Most of us blindly sign our lease renewal as quickly as we ‘Accept Terms & Conditions,’ on an app, but did you ever wonder what they could be sneaking into the fine print? Make sure to do your research about what other landlords are charging for similar apartments in your area, and consider the hassle of moving when thinking about renewing. Also keep in mind that your landlord would likely rather have you renew than have to spend time and money finding another tenant; in other words, the ball is in your court when it comes to renewing your lease!
Read on for our top tips to consider when renewing your lease!
- Prior Notice
Landlords are under no obligation to offer you a lease renewal, but if you’ve been a good tenant, most would rather have you renew than spend the time and money to find a new tenant. But be aware, if you do plan to vacate your apartment, almost all lease agreements require written notice (usually 60-90 days in advance of the end of your lease). How much notice you give differs by state, so check your state’s legislature. If you do not comply with the terms of your lease, your landlord is within their rights not to let you renew your lease and instead, put your apartment back on the market.
- Rent Increase
Landlords are usually required to give advance notice to tenants for rent increases above 5 percent (this 5 percent cap differs from state to state). But if you don’t let your landlord know that you’re planning to renew within the allotted time period, these terms go out the window. If you don’t comply with the renewal terms, your landlord is within their rights to raise your rent as much as they please, which means you could end up paying way more than you thought just to stay in your home.
- Negotiate With Your Landlord
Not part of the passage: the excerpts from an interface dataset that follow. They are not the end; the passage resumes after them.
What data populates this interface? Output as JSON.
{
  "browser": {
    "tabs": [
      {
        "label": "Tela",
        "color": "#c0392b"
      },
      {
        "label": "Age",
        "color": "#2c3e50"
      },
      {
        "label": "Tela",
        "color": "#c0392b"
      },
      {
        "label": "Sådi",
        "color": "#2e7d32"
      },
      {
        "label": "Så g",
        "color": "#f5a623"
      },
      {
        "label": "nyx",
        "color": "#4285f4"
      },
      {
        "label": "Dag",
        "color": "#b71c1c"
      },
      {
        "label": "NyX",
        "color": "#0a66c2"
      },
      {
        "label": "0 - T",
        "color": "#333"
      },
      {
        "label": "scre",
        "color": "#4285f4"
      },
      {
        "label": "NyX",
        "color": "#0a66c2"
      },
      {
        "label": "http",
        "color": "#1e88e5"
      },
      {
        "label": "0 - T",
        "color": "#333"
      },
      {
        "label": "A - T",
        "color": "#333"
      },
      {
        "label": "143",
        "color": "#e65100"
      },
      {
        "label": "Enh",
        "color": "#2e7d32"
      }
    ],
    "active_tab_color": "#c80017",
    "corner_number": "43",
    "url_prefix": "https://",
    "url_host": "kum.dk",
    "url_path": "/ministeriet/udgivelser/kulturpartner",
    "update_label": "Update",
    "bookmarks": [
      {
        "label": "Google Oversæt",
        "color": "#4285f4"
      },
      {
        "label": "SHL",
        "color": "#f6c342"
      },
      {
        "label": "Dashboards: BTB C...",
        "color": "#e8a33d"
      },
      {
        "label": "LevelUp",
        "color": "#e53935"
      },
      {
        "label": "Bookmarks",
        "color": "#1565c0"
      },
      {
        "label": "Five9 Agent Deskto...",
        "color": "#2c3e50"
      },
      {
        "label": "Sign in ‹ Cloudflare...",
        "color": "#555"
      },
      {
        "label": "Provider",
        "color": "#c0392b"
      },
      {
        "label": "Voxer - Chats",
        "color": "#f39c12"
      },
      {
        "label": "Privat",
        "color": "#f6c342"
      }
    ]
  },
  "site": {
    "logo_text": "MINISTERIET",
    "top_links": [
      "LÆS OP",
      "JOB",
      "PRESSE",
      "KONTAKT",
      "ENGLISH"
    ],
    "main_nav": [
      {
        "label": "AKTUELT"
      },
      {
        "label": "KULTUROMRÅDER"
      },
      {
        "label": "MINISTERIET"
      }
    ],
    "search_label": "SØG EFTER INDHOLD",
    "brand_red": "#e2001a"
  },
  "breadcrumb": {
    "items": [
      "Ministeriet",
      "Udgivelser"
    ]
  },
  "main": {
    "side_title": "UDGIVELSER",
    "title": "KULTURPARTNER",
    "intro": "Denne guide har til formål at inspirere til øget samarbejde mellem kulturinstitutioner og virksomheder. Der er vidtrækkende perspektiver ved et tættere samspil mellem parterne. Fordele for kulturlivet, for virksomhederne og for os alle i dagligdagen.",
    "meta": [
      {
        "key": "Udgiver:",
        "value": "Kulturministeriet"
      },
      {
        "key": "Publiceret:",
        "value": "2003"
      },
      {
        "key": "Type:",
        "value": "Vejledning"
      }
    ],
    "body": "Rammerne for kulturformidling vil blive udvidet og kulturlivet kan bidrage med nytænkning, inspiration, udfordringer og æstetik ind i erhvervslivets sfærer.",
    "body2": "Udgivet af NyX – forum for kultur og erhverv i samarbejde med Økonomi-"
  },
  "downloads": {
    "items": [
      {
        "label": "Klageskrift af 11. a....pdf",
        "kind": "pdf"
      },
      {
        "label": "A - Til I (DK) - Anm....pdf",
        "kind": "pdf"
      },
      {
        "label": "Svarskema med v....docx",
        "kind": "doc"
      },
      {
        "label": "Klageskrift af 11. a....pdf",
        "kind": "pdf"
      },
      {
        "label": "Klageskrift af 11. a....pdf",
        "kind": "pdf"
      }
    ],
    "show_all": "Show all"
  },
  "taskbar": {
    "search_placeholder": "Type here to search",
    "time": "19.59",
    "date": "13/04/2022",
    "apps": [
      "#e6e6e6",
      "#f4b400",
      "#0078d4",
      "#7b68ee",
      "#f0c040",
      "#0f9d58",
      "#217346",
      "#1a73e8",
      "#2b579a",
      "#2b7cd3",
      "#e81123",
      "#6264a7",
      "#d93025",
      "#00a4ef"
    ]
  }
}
If your apartment building is owned by a private, “mom and pop” business owner, it might be a good idea to negotiate your rent with them. If you’ve been a good tenant, try researching other prices of similar apartments in the area. If you find that other apartments similar to yours are going for a lower rate, negotiate a rent decrease with your landlord. If this doesn’t work, you can at least argue that your rent not be increased. This tip may not be possible if your apartment is owned by a large corporation.
- Damages & Security Deposit
Make sure that the language surrounding the security deposit and the penalty for any damages is the same as in your first lease. You can invite your landlord to inspect the apartment to ensure that there were no damages incurred during the first lease, and negotiate a lesser security deposit for the second lease. But above all, make sure that you are not liable for any extra damages.
- Consider a short-term lease
Moving is an expensive, time-consuming hassle, but signing another year’s lease is a big commitment. If you’re not sure that you want to commit to another year, you can see if your landlord will allow you to sign a short-term lease. Remember, it’s easier for them to let you renew than to have to put your apartment back on the market. Some landlords may let you do a short term lease (sometimes even month-to-month), but most will ask for a higher rent in this scenario. This is pretty typical of short-term leases, since the landlord wants to protect themselves in the event that you give them 30 days notice and they can’t get the apartment rented to another tenant in that time frame.
- Skim for any Changes!
Last but not least, read your new lease and compare it to the old one for any other changes! Print a copy of the old lease and bring it to the signing of your new one. Compare them side-by-side, section-by-section and ask questions. Are they going to begin requiring renters insurance? Are they no longer allowing pets? Are they updating or adding any amenities that would justify a possible rent increase? Make sure you understand all of the language in your new lease agreement and pay attention to any differences you see.